Write out the full set of records below exactly.

= = = = =

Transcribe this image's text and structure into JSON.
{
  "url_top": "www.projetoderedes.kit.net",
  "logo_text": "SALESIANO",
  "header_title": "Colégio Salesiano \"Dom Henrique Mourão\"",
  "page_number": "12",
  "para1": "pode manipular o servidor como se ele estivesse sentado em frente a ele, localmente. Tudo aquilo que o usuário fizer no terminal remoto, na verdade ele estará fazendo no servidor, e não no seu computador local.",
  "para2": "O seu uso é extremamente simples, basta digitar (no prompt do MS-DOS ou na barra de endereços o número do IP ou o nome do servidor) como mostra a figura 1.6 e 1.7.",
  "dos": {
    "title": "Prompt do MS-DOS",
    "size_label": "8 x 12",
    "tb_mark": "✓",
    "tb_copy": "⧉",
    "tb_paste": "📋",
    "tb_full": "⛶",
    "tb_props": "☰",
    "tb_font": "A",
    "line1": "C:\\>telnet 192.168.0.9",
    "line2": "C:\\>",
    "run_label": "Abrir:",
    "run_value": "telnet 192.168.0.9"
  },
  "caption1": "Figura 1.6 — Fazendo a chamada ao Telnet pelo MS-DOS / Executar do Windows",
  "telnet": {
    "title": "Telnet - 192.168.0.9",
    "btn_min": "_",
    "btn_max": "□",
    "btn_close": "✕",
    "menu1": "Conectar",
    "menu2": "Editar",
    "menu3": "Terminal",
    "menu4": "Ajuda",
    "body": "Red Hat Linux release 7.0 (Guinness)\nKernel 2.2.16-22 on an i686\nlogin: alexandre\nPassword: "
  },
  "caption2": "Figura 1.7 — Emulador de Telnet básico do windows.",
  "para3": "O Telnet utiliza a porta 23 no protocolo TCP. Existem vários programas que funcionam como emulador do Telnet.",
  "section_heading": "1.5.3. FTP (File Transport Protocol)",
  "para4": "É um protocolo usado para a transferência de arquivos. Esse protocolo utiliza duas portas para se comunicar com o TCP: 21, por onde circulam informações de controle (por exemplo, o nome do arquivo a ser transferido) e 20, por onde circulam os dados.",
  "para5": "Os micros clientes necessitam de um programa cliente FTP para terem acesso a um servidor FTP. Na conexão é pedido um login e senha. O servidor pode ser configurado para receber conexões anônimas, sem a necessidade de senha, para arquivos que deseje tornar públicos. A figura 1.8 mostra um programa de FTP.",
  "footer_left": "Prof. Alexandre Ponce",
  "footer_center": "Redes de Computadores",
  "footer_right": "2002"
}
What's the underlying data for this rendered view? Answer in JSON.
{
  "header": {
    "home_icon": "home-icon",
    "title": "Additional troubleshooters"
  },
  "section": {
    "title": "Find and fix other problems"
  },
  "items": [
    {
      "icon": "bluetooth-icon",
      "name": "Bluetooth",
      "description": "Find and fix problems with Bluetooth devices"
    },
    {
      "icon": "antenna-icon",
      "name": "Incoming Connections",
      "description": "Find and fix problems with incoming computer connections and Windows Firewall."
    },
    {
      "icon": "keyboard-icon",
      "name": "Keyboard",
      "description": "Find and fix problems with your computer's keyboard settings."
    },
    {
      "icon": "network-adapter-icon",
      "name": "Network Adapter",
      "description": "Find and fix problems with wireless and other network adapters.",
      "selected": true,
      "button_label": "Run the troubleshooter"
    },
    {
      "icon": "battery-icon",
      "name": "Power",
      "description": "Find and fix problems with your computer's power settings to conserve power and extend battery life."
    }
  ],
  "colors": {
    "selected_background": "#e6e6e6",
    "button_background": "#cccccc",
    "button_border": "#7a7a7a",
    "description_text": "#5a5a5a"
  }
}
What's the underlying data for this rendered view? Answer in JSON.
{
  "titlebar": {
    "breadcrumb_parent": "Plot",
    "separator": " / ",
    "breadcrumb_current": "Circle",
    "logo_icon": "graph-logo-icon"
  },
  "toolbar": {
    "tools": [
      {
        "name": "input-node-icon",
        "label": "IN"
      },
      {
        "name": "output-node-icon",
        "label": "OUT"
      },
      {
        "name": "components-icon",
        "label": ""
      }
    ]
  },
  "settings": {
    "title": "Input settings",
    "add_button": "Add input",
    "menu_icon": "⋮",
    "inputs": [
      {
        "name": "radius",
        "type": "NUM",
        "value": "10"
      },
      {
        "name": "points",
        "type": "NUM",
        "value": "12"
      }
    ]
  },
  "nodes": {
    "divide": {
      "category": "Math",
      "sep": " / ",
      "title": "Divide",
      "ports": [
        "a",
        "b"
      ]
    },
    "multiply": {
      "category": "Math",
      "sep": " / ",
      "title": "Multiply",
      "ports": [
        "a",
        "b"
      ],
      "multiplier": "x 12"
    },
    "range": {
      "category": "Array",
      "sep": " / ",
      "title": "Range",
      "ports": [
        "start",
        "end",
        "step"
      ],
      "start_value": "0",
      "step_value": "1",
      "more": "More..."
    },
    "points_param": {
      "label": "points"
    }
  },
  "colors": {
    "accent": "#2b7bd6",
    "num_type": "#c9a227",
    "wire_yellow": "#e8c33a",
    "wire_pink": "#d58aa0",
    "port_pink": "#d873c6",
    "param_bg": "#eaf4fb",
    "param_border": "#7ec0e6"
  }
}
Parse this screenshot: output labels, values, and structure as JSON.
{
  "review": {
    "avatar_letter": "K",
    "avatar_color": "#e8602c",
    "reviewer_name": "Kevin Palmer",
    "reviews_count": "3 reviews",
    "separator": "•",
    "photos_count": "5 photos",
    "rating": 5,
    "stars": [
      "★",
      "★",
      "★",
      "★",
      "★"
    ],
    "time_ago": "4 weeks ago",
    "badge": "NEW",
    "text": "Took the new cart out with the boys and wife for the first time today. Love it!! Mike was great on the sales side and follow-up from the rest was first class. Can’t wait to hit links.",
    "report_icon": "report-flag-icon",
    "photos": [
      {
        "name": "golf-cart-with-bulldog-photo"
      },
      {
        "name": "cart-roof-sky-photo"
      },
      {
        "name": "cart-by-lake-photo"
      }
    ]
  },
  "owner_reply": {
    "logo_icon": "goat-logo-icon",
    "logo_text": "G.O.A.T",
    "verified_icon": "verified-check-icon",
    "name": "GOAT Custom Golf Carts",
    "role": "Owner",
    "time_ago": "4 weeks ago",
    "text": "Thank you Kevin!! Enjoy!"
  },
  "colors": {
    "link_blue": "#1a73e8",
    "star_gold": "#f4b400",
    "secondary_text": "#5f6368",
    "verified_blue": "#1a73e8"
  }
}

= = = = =

● **RESULT FOR THIS EXERCISE**:
Transcribe this image's text and structure into JSON.
{
  "url_top": "www.projetoderedes.kit.net",
  "logo_text": "SALESIANO",
  "header_title": "Colégio Salesiano \"Dom Henrique Mourão\"",
  "page_number": "12",
  "para1": "pode manipular o servidor como se ele estivesse sentado em frente a ele, localmente. Tudo aquilo que o usuário fizer no terminal remoto, na verdade ele estará fazendo no servidor, e não no seu computador local.",
  "para2": "O seu uso é extremamente simples, basta digitar (no prompt do MS-DOS ou na barra de endereços o número do IP ou o nome do servidor) como mostra a figura 1.6 e 1.7.",
  "dos": {
    "title": "Prompt do MS-DOS",
    "size_label": "8 x 12",
    "tb_mark": "✓",
    "tb_copy": "⧉",
    "tb_paste": "📋",
    "tb_full": "⛶",
    "tb_props": "☰",
    "tb_font": "A",
    "line1": "C:\\>telnet 192.168.0.9",
    "line2": "C:\\>",
    "run_label": "Abrir:",
    "run_value": "telnet 192.168.0.9"
  },
  "caption1": "Figura 1.6 — Fazendo a chamada ao Telnet pelo MS-DOS / Executar do Windows",
  "telnet": {
    "title": "Telnet - 192.168.0.9",
    "btn_min": "_",
    "btn_max": "□",
    "btn_close": "✕",
    "menu1": "Conectar",
    "menu2": "Editar",
    "menu3": "Terminal",
    "menu4": "Ajuda",
    "body": "Red Hat Linux release 7.0 (Guinness)\nKernel 2.2.16-22 on an i686\nlogin: alexandre\nPassword: "
  },
  "caption2": "Figura 1.7 — Emulador de Telnet básico do windows.",
  "para3": "O Telnet utiliza a porta 23 no protocolo TCP. Existem vários programas que funcionam como emulador do Telnet.",
  "section_heading": "1.5.3. FTP (File Transport Protocol)",
  "para4": "É um protocolo usado para a transferência de arquivos. Esse protocolo utiliza duas portas para se comunicar com o TCP: 21, por onde circulam informações de controle (por exemplo, o nome do arquivo a ser transferido) e 20, por onde circulam os dados.",
  "para5": "Os micros clientes necessitam de um programa cliente FTP para terem acesso a um servidor FTP. Na conexão é pedido um login e senha. O servidor pode ser configurado para receber conexões anônimas, sem a necessidade de senha, para arquivos que deseje tornar públicos. A figura 1.8 mostra um programa de FTP.",
  "footer_left": "Prof. Alexandre Ponce",
  "footer_center": "Redes de Computadores",
  "footer_right": "2002"
}
What's the underlying data for this rendered view? Answer in JSON.
{
  "header": {
    "home_icon": "home-icon",
    "title": "Additional troubleshooters"
  },
  "section": {
    "title": "Find and fix other problems"
  },
  "items": [
    {
      "icon": "bluetooth-icon",
      "name": "Bluetooth",
      "description": "Find and fix problems with Bluetooth devices"
    },
    {
      "icon": "antenna-icon",
      "name": "Incoming Connections",
      "description": "Find and fix problems with incoming computer connections and Windows Firewall."
    },
    {
      "icon": "keyboard-icon",
      "name": "Keyboard",
      "description": "Find and fix problems with your computer's keyboard settings."
    },
    {
      "icon": "network-adapter-icon",
      "name": "Network Adapter",
      "description": "Find and fix problems with wireless and other network adapters.",
      "selected": true,
      "button_label": "Run the troubleshooter"
    },
    {
      "icon": "battery-icon",
      "name": "Power",
      "description": "Find and fix problems with your computer's power settings to conserve power and extend battery life."
    }
  ],
  "colors": {
    "selected_background": "#e6e6e6",
    "button_background": "#cccccc",
    "button_border": "#7a7a7a",
    "description_text": "#5a5a5a"
  }
}
What's the underlying data for this rendered view? Answer in JSON.
{
  "titlebar": {
    "breadcrumb_parent": "Plot",
    "separator": " / ",
    "breadcrumb_current": "Circle",
    "logo_icon": "graph-logo-icon"
  },
  "toolbar": {
    "tools": [
      {
        "name": "input-node-icon",
        "label": "IN"
      },
      {
        "name": "output-node-icon",
        "label": "OUT"
      },
      {
        "name": "components-icon",
        "label": ""
      }
    ]
  },
  "settings": {
    "title": "Input settings",
    "add_button": "Add input",
    "menu_icon": "⋮",
    "inputs": [
      {
        "name": "radius",
        "type": "NUM",
        "value": "10"
      },
      {
        "name": "points",
        "type": "NUM",
        "value": "12"
      }
    ]
  },
  "nodes": {
    "divide": {
      "category": "Math",
      "sep": " / ",
      "title": "Divide",
      "ports": [
        "a",
        "b"
      ]
    },
    "multiply": {
      "category": "Math",
      "sep": " / ",
      "title": "Multiply",
      "ports": [
        "a",
        "b"
      ],
      "multiplier": "x 12"
    },
    "range": {
      "category": "Array",
      "sep": " / ",
      "title": "Range",
      "ports": [
        "start",
        "end",
        "step"
      ],
      "start_value": "0",
      "step_value": "1",
      "more": "More..."
    },
    "points_param": {
      "label": "points"
    }
  },
  "colors": {
    "accent": "#2b7bd6",
    "num_type": "#c9a227",
    "wire_yellow": "#e8c33a",
    "wire_pink": "#d58aa0",
    "port_pink": "#d873c6",
    "param_bg": "#eaf4fb",
    "param_border": "#7ec0e6"
  }
}
Parse this screenshot: output labels, values, and structure as JSON.
{
  "review": {
    "avatar_letter": "K",
    "avatar_color": "#e8602c",
    "reviewer_name": "Kevin Palmer",
    "reviews_count": "3 reviews",
    "separator": "•",
    "photos_count": "5 photos",
    "rating": 5,
    "stars": [
      "★",
      "★",
      "★",
      "★",
      "★"
    ],
    "time_ago": "4 weeks ago",
    "badge": "NEW",
    "text": "Took the new cart out with the boys and wife for the first time today. Love it!! Mike was great on the sales side and follow-up from the rest was first class. Can’t wait to hit links.",
    "report_icon": "report-flag-icon",
    "photos": [
      {
        "name": "golf-cart-with-bulldog-photo"
      },
      {
        "name": "cart-roof-sky-photo"
      },
      {
        "name": "cart-by-lake-photo"
      }
    ]
  },
  "owner_reply": {
    "logo_icon": "goat-logo-icon",
    "logo_text": "G.O.A.T",
    "verified_icon": "verified-check-icon",
    "name": "GOAT Custom Golf Carts",
    "role": "Owner",
    "time_ago": "4 weeks ago",
    "text": "Thank you Kevin!! Enjoy!"
  },
  "colors": {
    "link_blue": "#1a73e8",
    "star_gold": "#f4b400",
    "secondary_text": "#5f6368",
    "verified_blue": "#1a73e8"
  }
}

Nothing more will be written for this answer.